**Task brief**
Could you copy every line in the listing below that has the word "card"?

Data for review section start

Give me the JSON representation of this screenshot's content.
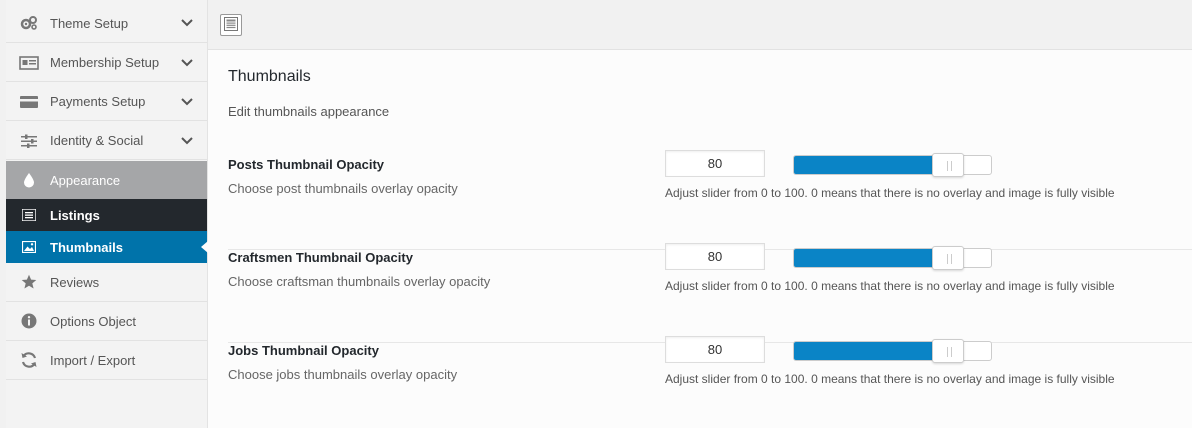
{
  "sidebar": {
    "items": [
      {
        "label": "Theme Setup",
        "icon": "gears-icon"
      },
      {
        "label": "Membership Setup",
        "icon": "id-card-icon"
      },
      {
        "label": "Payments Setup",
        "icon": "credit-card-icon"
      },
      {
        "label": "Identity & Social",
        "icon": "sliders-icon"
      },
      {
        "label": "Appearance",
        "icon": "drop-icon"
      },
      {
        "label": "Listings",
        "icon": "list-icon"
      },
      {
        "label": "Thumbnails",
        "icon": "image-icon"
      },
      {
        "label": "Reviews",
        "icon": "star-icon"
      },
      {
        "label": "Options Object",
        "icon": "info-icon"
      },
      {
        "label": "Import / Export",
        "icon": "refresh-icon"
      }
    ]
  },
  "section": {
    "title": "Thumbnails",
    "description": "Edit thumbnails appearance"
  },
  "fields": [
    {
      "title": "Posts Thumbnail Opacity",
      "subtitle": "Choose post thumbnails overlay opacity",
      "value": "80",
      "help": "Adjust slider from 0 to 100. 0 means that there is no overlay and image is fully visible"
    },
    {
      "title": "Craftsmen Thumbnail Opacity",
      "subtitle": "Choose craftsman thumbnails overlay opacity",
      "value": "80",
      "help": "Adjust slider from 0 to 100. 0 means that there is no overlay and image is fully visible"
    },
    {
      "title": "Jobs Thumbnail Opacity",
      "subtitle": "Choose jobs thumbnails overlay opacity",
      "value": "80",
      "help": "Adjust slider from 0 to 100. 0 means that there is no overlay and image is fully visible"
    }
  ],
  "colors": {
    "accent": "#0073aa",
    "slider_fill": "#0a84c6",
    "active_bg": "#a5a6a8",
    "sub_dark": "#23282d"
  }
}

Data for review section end

**Exercise response**
        "icon": "id-card-icon"
        "icon": "credit-card-icon"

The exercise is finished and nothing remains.